Value sensitive design (VSD) is a theoretically grounded, interdisciplinary approach to technological development which actively considers ethics, human values, and the social impacts of the technology during the design process (B. Friedman & Hendry, 2019; B. Friedman, Kahn, Borning, & Huldtgren, 2013). VSD's theoretical construct includes three main phases: 1. conceptual, 2. empirical, and 3. technological as shown in Figure 1. The conceptual phase focuses on human values, stakeholder engagement - of both directly and indirectly impacted stakeholders – and ethical considerations. Philosophers of technology, social scientists, applied ethicists, and technology ethicists are particularly well-suited to the work in the conceptual phase. The empirical phase is used to explore and understand the interactions of the technology with individual people and society more broadly; this phase may be conducted by social scientists. The technological phase is where the inputs from the conceptual and empirical phases are embodied within the technology - a process sometimes referred to as the translation of human values to design requirements (van de Poel, 2013). The VSD process is iterative and interactional, with each input or design change in one phase impacting the others. VSD utilizes a holistic worldview where the inputs of multiple stakeholders – even critics - are included in the design process (Cuppen, Pesch, Remmerswaal, & Taanman, 2016).

Figure 1.

The value sensitive design approach consists of three inter-related phases: 1. conceptual, 2. empirical, and 3. technological. Graphic by the authors, based on (B. Friedman et al., 2013).


Despite being developed over 20 years ago and being the subject of hundreds of academic research articles, VSD’s application within real engineering projects has been limited. In one study, 219 publications about VSD were identified, but only 17 of these utilized the approach to actually build technology (Winkler & Spiekermann, 2018). The application of VSD within the public sector is more opaque than within academia, and companies claiming to utilize a VSD approach is also limited.

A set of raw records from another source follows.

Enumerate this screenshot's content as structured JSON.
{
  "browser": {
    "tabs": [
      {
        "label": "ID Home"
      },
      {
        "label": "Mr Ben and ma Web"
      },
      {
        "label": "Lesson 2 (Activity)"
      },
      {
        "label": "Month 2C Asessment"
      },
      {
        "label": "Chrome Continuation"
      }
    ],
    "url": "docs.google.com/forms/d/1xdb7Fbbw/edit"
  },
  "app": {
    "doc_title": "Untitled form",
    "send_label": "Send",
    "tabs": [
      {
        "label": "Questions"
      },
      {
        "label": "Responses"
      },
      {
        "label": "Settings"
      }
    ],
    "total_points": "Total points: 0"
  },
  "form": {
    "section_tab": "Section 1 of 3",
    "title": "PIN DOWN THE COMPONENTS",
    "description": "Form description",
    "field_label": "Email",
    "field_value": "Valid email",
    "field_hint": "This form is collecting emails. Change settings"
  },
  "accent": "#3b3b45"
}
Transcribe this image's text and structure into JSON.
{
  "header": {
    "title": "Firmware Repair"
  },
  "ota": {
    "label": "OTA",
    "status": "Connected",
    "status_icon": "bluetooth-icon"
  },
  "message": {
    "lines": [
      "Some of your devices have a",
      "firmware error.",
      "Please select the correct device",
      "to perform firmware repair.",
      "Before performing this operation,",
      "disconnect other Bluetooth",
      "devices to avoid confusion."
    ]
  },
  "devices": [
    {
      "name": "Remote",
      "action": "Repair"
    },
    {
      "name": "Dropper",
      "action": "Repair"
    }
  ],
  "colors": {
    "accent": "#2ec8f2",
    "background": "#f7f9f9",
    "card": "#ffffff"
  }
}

In this paper we employ action research to uncover and point to theoretically and empirically founded paradigmatic, strategic, structural, and cultural reasons why uptake of VSD may be limited, as well as providing solutions to overcoming some of these barriers in an attempt to bridge this theory-practice gap.


Theoretical Grounding

We will begin by explicating relevant theoretical groundings to better contextualize the empirical work, which follows in the Methods section.

Complete Article List

Search this Journal:
Volume 15: 1 Issue (2024)
Volume 14: 1 Issue (2023)
Volume 13: 2 Issues (2022)
Volume 12: 2 Issues (2021)
Volume 11: 2 Issues (2020)
Volume 10: 2 Issues (2019)
Volume 9: 2 Issues (2018)
Volume 8: 2 Issues (2017)
Volume 7: 2 Issues (2016)
Volume 6: 2 Issues (2015)
Volume 5: 2 Issues (2014)
Volume 4: 2 Issues (2013)
Volume 3: 4 Issues (2012)
Volume 2: 4 Issues (2011)
Volume 1: 4 Issues (2010)
View Complete Journal Contents Listing